Academic journal article Social Education

Bandwidth Problems Ca. 1912: The Need for Federal Regulation

Academic journal article Social Education

Bandwidth Problems Ca. 1912: The Need for Federal Regulation

Article excerpt

In the United States the use of wireless radio initially was unregulated-anyone could operate a radio transmitter anywhere, at any time, on any wavelength. And most utilized the longwave signals that traveled so well across land and sea. Naturally, severe interference occurred with everyone trying to use the same wavelengths. Eventually it was decided to do something about this, and because the individuals involved were working for the United States government, the action took the form of An Act to Regulate Radio Communication, passed by the U.S. Congress on August 13,1912.

A year earlier, a Radio Service had been established in the Department of Commerce and Labor's Bureau of Navigation. It was initially charged with making sure ships carried wireless equipment. With the passage of the 1912 law, the job of licensing stations and operators was added to the Radio Service's duties. The country was divided into nine radio inspection districts (below), with a district headquarters for a Radio Inspector set up at a major port within each district. Initially, radio was dominated by ship-to-ship and ship-to-shore stations, plus amateurs who comprised the bulk of the land stations. …

Search by... Author
Show... All Results Primary Sources Peer-reviewed

Oops!

An unknown error has occurred.
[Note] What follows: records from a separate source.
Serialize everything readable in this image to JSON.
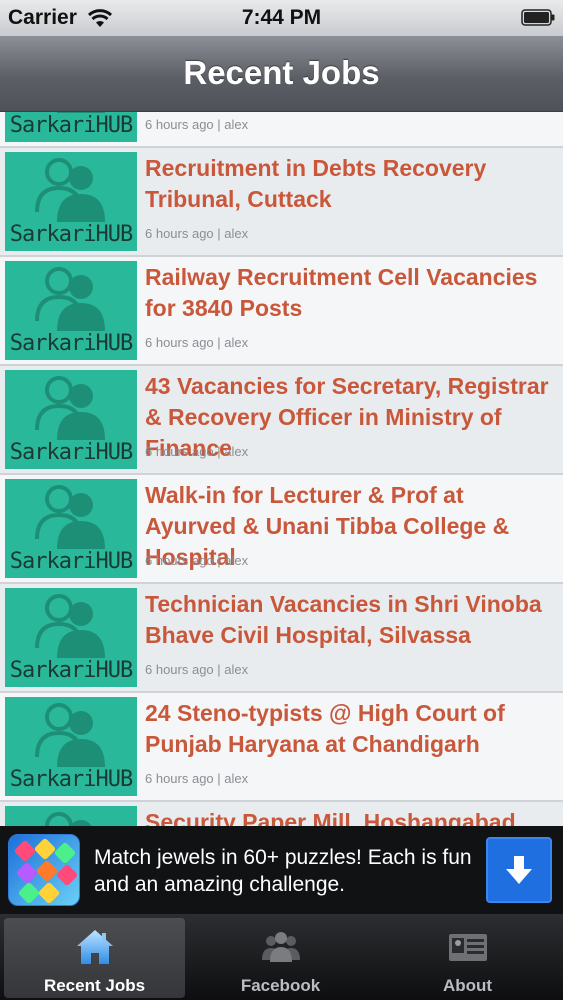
{
  "status_bar": {
    "carrier": "Carrier",
    "time": "7:44 PM"
  },
  "nav": {
    "title": "Recent Jobs"
  },
  "thumb_brand": "SarkariHUB",
  "jobs": [
    {
      "title": "",
      "meta": "6 hours ago | alex"
    },
    {
      "title": "Recruitment in Debts Recovery Tribunal, Cuttack",
      "meta": "6 hours ago | alex"
    },
    {
      "title": "Railway Recruitment Cell Vacancies for 3840 Posts",
      "meta": "6 hours ago | alex"
    },
    {
      "title": "43 Vacancies for Secretary, Registrar & Recovery Officer in Ministry of Finance",
      "meta": "6 hours ago | alex"
    },
    {
      "title": "Walk-in for Lecturer & Prof at Ayurved & Unani Tibba College & Hospital",
      "meta": "6 hours ago | alex"
    },
    {
      "title": "Technician Vacancies in Shri Vinoba Bhave Civil Hospital, Silvassa",
      "meta": "6 hours ago | alex"
    },
    {
      "title": "24 Steno-typists @ High Court of Punjab Haryana at Chandigarh",
      "meta": "6 hours ago | alex"
    },
    {
      "title": "Security Paper Mill, Hoshangabad",
      "meta": ""
    }
  ],
  "ad": {
    "text": "Match jewels in 60+ puzzles! Each is fun and an amazing challenge."
  },
  "tabs": [
    {
      "label": "Recent Jobs",
      "icon": "home-icon",
      "active": true
    },
    {
      "label": "Facebook",
      "icon": "people-icon",
      "active": false
    },
    {
      "label": "About",
      "icon": "id-card-icon",
      "active": false
    }
  ],
  "colors": {
    "accent": "#c9573a",
    "thumb": "#2ab89a",
    "ad_button": "#1f6fe0"
  }
}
Please click the button below to reload the page. If the problem persists, please try again in a little while.